Dataset content section start

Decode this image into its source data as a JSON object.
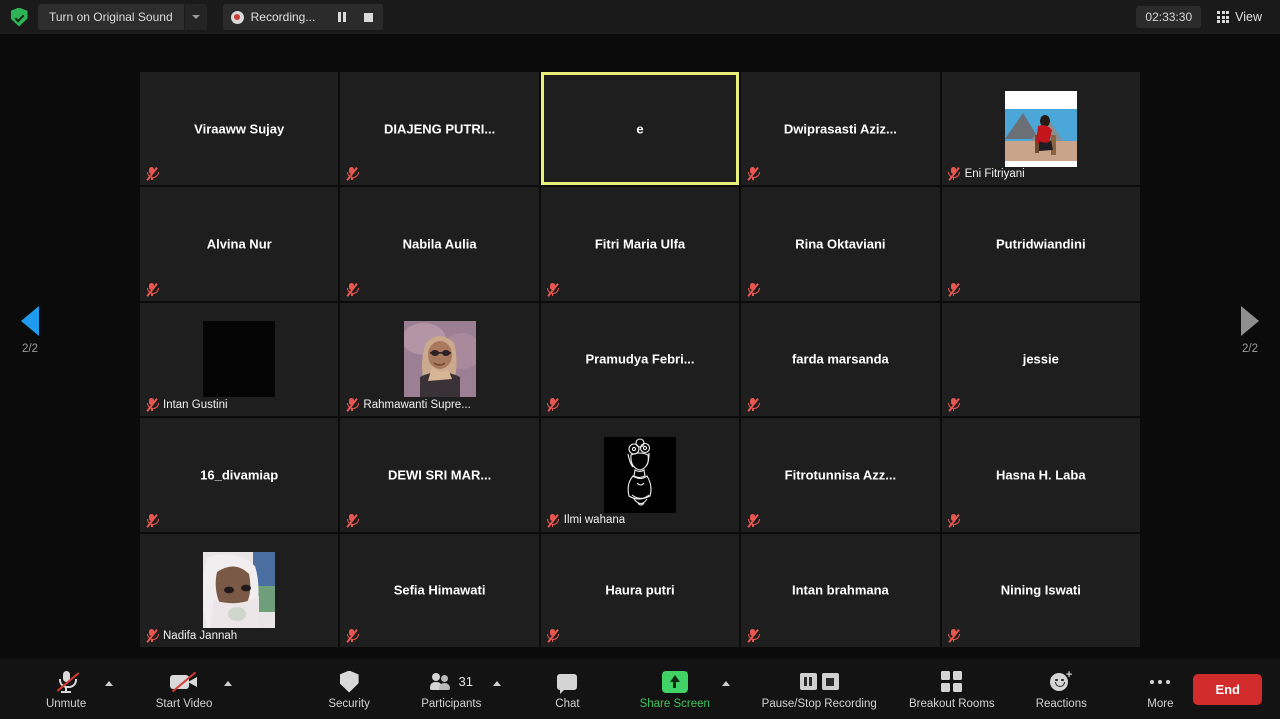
{
  "topbar": {
    "shield_icon": "shield-check-icon",
    "original_sound_label": "Turn on Original Sound",
    "recording_label": "Recording...",
    "pause_icon": "pause-icon",
    "stop_icon": "stop-icon",
    "timer": "02:33:30",
    "view_label": "View",
    "view_icon": "grid-view-icon"
  },
  "gallery": {
    "pager_left": "2/2",
    "pager_right": "2/2",
    "tiles": [
      {
        "name": "Viraaww Sujay",
        "layout": "center",
        "muted": true,
        "active": false
      },
      {
        "name": "DIAJENG PUTRI...",
        "layout": "center",
        "muted": true,
        "active": false
      },
      {
        "name": "e",
        "layout": "center",
        "muted": false,
        "active": true
      },
      {
        "name": "Dwiprasasti  Aziz...",
        "layout": "center",
        "muted": true,
        "active": false
      },
      {
        "name": "Eni Fitriyani",
        "layout": "avatar",
        "avatar": "photo-beach",
        "muted": true,
        "active": false
      },
      {
        "name": "Alvina Nur",
        "layout": "center",
        "muted": true,
        "active": false
      },
      {
        "name": "Nabila Aulia",
        "layout": "center",
        "muted": true,
        "active": false
      },
      {
        "name": "Fitri Maria Ulfa",
        "layout": "center",
        "muted": true,
        "active": false
      },
      {
        "name": "Rina Oktaviani",
        "layout": "center",
        "muted": true,
        "active": false
      },
      {
        "name": "Putridwiandini",
        "layout": "center",
        "muted": true,
        "active": false
      },
      {
        "name": "Intan Gustini",
        "layout": "avatar",
        "avatar": "photo-black",
        "muted": true,
        "active": false
      },
      {
        "name": "Rahmawanti Supre...",
        "layout": "avatar",
        "avatar": "photo-hijab",
        "muted": true,
        "active": false
      },
      {
        "name": "Pramudya  Febri...",
        "layout": "center",
        "muted": true,
        "active": false
      },
      {
        "name": "farda marsanda",
        "layout": "center",
        "muted": true,
        "active": false
      },
      {
        "name": "jessie",
        "layout": "center",
        "muted": true,
        "active": false
      },
      {
        "name": "16_divamiap",
        "layout": "center",
        "muted": true,
        "active": false
      },
      {
        "name": "DEWI SRI MAR...",
        "layout": "center",
        "muted": true,
        "active": false
      },
      {
        "name": "Ilmi wahana",
        "layout": "avatar",
        "avatar": "lineart-figure",
        "muted": true,
        "active": false
      },
      {
        "name": "Fitrotunnisa  Azz...",
        "layout": "center",
        "muted": true,
        "active": false
      },
      {
        "name": "Hasna H. Laba",
        "layout": "center",
        "muted": true,
        "active": false
      },
      {
        "name": "Nadifa Jannah",
        "layout": "avatar",
        "avatar": "photo-veil",
        "muted": true,
        "active": false
      },
      {
        "name": "Sefia Himawati",
        "layout": "center",
        "muted": true,
        "active": false
      },
      {
        "name": "Haura putri",
        "layout": "center",
        "muted": true,
        "active": false
      },
      {
        "name": "Intan brahmana",
        "layout": "center",
        "muted": true,
        "active": false
      },
      {
        "name": "Nining Iswati",
        "layout": "center",
        "muted": true,
        "active": false
      }
    ]
  },
  "toolbar": {
    "unmute_label": "Unmute",
    "start_video_label": "Start Video",
    "security_label": "Security",
    "participants_label": "Participants",
    "participants_count": "31",
    "chat_label": "Chat",
    "share_screen_label": "Share Screen",
    "recording_ctl_label": "Pause/Stop Recording",
    "breakout_label": "Breakout Rooms",
    "reactions_label": "Reactions",
    "more_label": "More",
    "end_label": "End"
  },
  "colors": {
    "accent_green": "#41d366",
    "active_speaker": "#e9f07a",
    "mute_red": "#e8564f",
    "end_red": "#d22b2b",
    "pager_active": "#1f9cf0",
    "background": "#0b0b0b",
    "tile": "#1e1e1e"
  }
}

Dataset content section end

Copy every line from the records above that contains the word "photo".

        "avatar": "photo-beach",
        "avatar": "photo-black",
        "avatar": "photo-hijab",
        "avatar": "photo-veil",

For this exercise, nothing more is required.